TASTINGBOOK WINE NEWS DRAKE LAUNCHES 2008 VINTAGE CHAMPAGNE PRICED AT $550 A BOTTLE / Having unveiled his first Mod Sélection Champagnes at the start of the year, Canadian rapper Drake is ending the year by launching two 2008 vintage expressions priced at US$480 and $550 a bottle.
TASTINGBOOK WINE NEWS LOUIS ROEDERER LAUNCHES FIRST ‘BIODYNAMIC’ CRISTAL / Louis Roederer has announced the release of the 2012 vintage of Cristal, the first to be made from 100% biodynamically farmed grapes.
WINERY NEWS Henri Boillot / VINTAGE 2017 /  I love this vintage! Winter is once again not dry and cold enough and this i  more ...
VINTAGE NEWS: 1959 / 1959 the unemployment problems eased to 5.5%. Television programmes included "Rawhide"  more ...
TASTINGBOOK WINE NEWS AUSTRIAN VINTAGE 2019 / FRUIT-FORWARD & FANTASTIC!
TASTINGBOOK WINE NEWS BORDEAUX 2019 /  - SHAPING UP TO AN EXCEPTIONAL VINTAGE. AGAIN!
WINERY NEWS Château Pedesclaux / 2018, HOTTEST YEAR SINCE 1900 The year 2018 has been marked by the mildness of its temperatures a  more ...
WINERY NEWS Cullen Wines / VANYA CULLEN - 2020 Halliday Wine Companion Winemaker of the Year! It’s a great honour and   more ...

Wine Moments

Here you can see wine moments from tastingbook users. or to see wine moments from your world.

95p
 Pekka Nuikki / Founder of the Fine Wine Magazines, Pro (Finland)  tasted  Château Haut-Brion 1961  ( Château Haut-Brion )

"Just tasted the world's oldest official vintage - 1727 - still very drinkable and elegant - have you tasted it"

8y 2m ago

95p
 Pekka Nuikki / Founder of the Fine Wine Magazines, Pro (Finland)  tasted  Château Haut-Brion 1961  ( Château Haut-Brion )

"Excellent event- Dom Perignon 1975 rose mg surprisingly fresh and vivid, at the end of the day, the best Haut Brion were 1989, 1961, 1945, 1982, ....36 vintages:)"

8y 4m ago

Incorrect Information
If you found some information that is wrong, let us know
Are you sure you want do delete this wine?

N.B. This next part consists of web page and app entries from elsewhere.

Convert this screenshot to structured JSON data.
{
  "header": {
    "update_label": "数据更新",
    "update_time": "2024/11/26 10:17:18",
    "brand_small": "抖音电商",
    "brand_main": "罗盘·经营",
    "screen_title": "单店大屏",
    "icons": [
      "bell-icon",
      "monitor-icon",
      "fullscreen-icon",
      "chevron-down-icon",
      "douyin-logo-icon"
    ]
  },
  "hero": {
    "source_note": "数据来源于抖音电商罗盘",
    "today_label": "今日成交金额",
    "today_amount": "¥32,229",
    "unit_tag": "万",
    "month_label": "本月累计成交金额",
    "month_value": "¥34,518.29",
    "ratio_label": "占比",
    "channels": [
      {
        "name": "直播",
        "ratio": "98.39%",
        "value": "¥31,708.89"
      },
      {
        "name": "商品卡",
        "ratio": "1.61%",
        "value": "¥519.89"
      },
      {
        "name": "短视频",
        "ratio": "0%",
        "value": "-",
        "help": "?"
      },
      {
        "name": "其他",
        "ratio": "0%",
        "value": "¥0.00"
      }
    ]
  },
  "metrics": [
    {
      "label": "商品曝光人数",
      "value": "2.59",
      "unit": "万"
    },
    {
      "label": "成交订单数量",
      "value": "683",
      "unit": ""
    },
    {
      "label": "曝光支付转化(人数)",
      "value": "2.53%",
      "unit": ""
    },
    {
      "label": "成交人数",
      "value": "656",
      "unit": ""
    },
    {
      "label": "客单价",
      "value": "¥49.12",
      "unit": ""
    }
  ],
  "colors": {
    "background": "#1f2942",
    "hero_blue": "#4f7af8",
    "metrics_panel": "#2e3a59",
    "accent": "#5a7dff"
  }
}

All information will be lost.
Are you sure you want to recommend this wine?
Are you sure you want hide this written note ?
Are you sure you want show this written note ?

HOW TO USE TASTINGBOOK?

We recommend you to share few minutes for watching the following video instructions of how to use the Tastingbook. This can provide you a comprehensive understanding of all the features you can find from this unique service platform.

This video will help you get started



Taste wines with the Tastingbook


Create Your wine cellar on 'My Wines'



Explore Your tasted wines library



Administrate Your wine world in Your Profile



Type a message ...
Register to Tastingbook
Register now, it's fast, easy and totally free. No commitments, only enjoyments.
Register with Facebook   Register